The UAE’s dismantled Eritrean bases were relocated to Perim island, according to an Associated Press report that uncovered the flight tracking details of a Ukrainian-Emirati cargo plane that made regular trips back from the Eritrean base to the UAE.
While Saudi Arabian forces are present on the island, the timing of the island’s occupation coincides with an Emirati drawdown in forces in Africa after years of criticism for its role in the coalition’s campaign on Yemen, which is currently facing the largest famine in its history.
"The Emiratis are paring back their strategic ambitions and are pulling out of places where they had presences,” says Ryan Bohl, an analyst at Stratfor speaking to the Associated Press.
“Having that hard-power deployment exposed them to more risk than the Emiratis are now willing to tolerate,” he adds.
It remains to be seen whether holding Perim island represents the UAE’s reduced force posture in the region. Once construction of the runway and base is fully complete, air traffic data should provide a clear idea of who claims the island.
The island holds a strategic position in the heavily frequented maritime passage. If Houthi’s are behind the island’s recent occupation, it could provide them with a much-needed operations hub in the region.
Houthi rebels regularly use remotely controlled explosive boats, anti-ship missiles and mines in the region. Houthi rebels also make use of Q-ships, or converted civilian merchant ships to support a covert operations network.
The island offers a secure position to carry out surveillance and unmanned strikes, without fear of land reprisal. The volcanic rock also features a number of limited docks, which are already seeing use by the pro-Saudi government’s coast guard.
But even if the island is not converted to a military fortress, it still grants an easy capability for shipping interdiction and interruption. With the Bab el Mandab straits only 32 kilometers across, a combination of missile placements could effectively deny access or impose control over the area with relative ease, similar to China’s use of its newly constructed Spratly island bases in the South China Sea. Alternatively, it could be used to effectively protect ships from piracy and terrorism to great effect.
Nonetheless, even if the UAE or Saudi Arabia set up shop on the island, Houthi rebel capabilities have advanced to the point that the newly constructed base is still within range of Houthi missiles or suicide drones.

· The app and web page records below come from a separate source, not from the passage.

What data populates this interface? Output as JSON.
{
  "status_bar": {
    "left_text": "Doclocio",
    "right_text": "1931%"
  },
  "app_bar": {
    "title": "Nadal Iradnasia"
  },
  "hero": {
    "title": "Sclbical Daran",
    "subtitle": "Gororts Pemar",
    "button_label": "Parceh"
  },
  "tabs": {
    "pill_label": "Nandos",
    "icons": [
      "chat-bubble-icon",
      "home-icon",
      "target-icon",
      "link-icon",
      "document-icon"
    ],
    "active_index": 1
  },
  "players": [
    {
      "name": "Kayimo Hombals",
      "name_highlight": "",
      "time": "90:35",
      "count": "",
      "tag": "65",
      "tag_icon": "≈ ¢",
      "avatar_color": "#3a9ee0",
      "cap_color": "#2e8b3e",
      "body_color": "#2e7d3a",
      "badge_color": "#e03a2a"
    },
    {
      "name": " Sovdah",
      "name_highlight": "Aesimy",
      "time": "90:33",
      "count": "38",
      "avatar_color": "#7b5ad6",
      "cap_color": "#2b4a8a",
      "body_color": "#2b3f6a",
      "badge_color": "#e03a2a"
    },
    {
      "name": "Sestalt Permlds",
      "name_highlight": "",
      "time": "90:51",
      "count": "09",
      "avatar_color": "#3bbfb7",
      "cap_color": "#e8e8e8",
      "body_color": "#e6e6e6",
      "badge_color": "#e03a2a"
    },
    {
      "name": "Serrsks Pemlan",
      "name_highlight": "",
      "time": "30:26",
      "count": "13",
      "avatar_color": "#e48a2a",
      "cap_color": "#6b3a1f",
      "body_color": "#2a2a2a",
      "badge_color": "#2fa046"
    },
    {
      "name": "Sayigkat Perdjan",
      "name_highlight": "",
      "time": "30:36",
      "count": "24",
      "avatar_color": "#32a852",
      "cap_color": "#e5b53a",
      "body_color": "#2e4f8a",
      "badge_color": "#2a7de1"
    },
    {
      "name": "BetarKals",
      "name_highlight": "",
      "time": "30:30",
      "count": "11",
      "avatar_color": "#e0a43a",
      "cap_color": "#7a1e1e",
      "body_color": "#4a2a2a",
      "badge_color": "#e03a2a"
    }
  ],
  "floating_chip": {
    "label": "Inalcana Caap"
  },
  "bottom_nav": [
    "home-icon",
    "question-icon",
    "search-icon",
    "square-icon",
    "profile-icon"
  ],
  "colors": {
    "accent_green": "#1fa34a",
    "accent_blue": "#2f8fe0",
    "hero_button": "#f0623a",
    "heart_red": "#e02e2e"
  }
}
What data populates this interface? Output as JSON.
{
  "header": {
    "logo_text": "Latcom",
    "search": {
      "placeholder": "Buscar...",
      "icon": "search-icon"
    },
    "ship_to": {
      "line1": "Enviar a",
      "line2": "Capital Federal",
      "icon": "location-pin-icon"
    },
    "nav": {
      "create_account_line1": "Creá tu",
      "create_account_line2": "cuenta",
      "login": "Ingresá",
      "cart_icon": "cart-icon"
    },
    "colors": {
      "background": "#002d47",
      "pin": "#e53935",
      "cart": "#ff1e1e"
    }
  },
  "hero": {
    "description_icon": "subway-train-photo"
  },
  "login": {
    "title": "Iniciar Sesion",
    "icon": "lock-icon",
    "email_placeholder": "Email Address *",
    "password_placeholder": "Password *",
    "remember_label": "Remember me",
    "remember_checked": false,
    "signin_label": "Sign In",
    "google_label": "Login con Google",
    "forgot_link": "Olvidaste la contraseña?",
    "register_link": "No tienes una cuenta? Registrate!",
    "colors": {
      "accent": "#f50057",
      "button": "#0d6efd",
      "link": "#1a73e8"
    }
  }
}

Houthi capabilities, made possible with Iranian support, have only been on the rise. On March 7 Houthi rebels launched eight missiles and 14 unmanned drone strikes on four Saudi Arabian cities, marking the largest attack of its kind by Houthi rebels against the Kingdom. With that firepower, it's unlikely Iranian-backed militias would not target the island if it was operated by the UAE or Saudi Arabia.
The reduction in the UAE’s force presence likely comes amid an effort to maximize influence while limiting dangerous exposure in the region. In spite of reducing its military footprint, the UAE continues to finance and support Yemeni militias including the Security Belt forces, Hadrami elite forces, Shabwani, Abu al-Abbas brigade and West coast forces, who operate independently of the UN-recognized Yemeni government.
While it remains to be seen whether the UAE or Saudi Arabia will go forward with establishing a full base on the island, it remains a sign that Gulf involvement in Yemen is not on the wane, but now entrenched in one of the most strategic islands in the region.